[Supplied records Boundary: Start]
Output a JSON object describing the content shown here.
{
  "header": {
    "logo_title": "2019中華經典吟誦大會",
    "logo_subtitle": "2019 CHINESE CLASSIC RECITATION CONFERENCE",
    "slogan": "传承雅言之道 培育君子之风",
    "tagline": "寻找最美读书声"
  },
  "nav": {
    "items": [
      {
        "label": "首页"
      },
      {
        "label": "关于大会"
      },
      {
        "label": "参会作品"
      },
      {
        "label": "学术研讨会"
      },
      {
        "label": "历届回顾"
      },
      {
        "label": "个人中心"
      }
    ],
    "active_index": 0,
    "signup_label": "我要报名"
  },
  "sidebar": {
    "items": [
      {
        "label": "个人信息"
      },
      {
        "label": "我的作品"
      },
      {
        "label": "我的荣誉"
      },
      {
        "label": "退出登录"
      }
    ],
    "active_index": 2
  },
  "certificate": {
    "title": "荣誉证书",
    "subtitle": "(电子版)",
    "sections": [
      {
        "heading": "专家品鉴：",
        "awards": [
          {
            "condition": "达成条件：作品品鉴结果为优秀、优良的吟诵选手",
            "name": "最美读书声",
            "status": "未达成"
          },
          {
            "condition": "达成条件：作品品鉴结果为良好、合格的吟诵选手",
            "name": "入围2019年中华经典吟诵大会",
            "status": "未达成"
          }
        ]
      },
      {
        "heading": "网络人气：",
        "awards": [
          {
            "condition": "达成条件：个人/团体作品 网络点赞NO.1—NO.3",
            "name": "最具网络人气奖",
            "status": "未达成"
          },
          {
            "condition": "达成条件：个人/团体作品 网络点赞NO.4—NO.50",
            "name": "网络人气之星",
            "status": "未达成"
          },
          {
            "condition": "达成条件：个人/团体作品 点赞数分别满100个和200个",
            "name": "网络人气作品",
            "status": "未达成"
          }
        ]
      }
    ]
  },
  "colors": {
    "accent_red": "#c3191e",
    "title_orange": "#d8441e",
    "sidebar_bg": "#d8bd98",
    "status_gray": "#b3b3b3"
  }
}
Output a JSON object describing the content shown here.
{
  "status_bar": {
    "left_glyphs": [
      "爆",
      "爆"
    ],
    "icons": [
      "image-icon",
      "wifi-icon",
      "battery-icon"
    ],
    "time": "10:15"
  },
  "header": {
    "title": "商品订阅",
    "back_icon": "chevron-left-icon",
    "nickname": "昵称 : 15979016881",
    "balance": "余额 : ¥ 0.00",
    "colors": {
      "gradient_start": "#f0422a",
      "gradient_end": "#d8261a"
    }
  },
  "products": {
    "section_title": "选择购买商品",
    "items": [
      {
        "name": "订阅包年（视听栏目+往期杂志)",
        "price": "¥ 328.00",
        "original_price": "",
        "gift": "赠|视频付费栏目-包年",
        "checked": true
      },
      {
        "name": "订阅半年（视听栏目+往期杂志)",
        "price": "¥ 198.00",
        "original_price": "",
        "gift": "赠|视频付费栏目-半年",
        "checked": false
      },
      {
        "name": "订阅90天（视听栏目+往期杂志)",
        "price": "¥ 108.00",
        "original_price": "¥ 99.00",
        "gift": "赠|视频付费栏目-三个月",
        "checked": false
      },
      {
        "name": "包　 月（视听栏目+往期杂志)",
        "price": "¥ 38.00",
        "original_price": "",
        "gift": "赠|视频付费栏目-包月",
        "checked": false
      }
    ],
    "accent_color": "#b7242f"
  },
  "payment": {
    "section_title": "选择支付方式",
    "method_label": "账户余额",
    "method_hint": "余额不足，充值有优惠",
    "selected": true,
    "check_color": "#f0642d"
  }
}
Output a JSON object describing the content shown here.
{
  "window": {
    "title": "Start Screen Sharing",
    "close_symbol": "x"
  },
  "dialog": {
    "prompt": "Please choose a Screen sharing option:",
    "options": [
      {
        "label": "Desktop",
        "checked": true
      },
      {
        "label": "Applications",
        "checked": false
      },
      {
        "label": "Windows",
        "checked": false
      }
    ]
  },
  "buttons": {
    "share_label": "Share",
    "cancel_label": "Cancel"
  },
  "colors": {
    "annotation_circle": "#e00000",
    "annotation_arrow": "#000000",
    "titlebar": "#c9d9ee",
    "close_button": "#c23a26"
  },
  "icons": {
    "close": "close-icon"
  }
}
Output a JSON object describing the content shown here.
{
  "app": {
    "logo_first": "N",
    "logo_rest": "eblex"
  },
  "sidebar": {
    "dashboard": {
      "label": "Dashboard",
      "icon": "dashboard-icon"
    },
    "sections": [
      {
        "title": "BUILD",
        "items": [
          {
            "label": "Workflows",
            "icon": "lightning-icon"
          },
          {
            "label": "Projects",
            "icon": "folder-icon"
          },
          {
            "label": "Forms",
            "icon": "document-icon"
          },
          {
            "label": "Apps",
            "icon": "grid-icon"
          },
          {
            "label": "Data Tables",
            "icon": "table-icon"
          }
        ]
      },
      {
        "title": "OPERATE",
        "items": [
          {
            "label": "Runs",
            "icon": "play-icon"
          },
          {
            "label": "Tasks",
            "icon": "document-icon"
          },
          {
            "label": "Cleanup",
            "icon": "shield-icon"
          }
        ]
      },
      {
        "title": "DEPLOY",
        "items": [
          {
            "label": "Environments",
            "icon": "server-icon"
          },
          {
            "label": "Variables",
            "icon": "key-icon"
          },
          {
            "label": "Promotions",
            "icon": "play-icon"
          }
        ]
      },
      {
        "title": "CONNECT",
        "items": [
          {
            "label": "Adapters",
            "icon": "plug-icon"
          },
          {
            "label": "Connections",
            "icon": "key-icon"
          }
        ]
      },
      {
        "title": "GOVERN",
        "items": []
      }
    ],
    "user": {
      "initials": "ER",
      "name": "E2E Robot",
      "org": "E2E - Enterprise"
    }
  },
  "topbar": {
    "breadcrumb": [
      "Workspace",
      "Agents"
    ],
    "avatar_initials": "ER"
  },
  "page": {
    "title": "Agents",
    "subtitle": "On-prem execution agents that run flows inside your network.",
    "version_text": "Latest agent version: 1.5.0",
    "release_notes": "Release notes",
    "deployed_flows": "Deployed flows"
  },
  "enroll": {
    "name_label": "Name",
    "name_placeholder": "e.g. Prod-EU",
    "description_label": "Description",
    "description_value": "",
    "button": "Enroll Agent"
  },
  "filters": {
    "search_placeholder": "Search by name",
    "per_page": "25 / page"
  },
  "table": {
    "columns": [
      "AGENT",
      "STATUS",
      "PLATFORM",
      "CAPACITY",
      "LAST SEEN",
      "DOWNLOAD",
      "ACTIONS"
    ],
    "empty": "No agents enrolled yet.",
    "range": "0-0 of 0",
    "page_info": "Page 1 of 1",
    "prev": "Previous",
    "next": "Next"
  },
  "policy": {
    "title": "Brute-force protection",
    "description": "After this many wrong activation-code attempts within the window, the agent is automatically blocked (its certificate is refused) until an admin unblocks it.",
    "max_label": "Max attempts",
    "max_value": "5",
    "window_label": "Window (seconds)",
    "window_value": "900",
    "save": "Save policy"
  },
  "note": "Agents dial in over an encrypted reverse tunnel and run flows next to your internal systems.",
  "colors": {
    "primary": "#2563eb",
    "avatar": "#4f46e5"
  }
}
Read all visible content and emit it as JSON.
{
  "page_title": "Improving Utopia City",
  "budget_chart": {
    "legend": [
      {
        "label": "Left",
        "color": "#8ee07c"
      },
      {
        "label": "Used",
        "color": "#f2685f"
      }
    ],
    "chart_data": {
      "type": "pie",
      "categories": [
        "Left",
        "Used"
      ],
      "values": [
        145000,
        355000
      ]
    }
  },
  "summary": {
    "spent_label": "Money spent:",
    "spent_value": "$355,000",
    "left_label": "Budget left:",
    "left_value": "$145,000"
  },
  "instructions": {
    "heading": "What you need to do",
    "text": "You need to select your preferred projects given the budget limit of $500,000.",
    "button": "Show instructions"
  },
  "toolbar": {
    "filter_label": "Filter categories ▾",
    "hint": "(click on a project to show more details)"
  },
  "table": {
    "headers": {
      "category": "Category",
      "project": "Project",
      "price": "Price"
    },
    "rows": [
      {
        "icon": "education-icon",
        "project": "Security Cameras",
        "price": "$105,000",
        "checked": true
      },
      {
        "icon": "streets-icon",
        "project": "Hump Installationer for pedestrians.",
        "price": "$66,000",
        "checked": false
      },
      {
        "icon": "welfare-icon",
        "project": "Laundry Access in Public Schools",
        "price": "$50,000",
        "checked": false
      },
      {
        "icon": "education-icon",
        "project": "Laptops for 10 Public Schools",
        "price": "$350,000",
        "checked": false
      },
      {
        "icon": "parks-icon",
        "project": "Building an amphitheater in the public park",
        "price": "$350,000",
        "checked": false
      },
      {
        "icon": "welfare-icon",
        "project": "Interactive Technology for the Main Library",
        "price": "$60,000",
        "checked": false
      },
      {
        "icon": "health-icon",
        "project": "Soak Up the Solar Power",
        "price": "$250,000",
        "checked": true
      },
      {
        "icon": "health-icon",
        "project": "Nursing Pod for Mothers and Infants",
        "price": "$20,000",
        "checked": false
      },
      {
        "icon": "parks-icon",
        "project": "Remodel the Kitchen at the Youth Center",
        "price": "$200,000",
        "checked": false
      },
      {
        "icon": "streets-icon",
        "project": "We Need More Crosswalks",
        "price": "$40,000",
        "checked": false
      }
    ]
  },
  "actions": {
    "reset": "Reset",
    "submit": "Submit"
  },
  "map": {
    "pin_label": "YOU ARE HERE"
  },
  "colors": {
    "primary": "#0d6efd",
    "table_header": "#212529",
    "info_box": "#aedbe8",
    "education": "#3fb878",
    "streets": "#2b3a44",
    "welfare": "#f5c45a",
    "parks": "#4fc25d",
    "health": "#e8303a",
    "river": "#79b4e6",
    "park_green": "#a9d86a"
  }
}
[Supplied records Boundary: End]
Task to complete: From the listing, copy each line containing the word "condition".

Completed exercise:
            "condition": "达成条件：作品品鉴结果为优秀、优良的吟诵选手",
            "condition": "达成条件：作品品鉴结果为良好、合格的吟诵选手",
            "condition": "达成条件：个人/团体作品 网络点赞NO.1—NO.3",
            "condition": "达成条件：个人/团体作品 网络点赞NO.4—NO.50",
            "condition": "达成条件：个人/团体作品 点赞数分别满100个和200个",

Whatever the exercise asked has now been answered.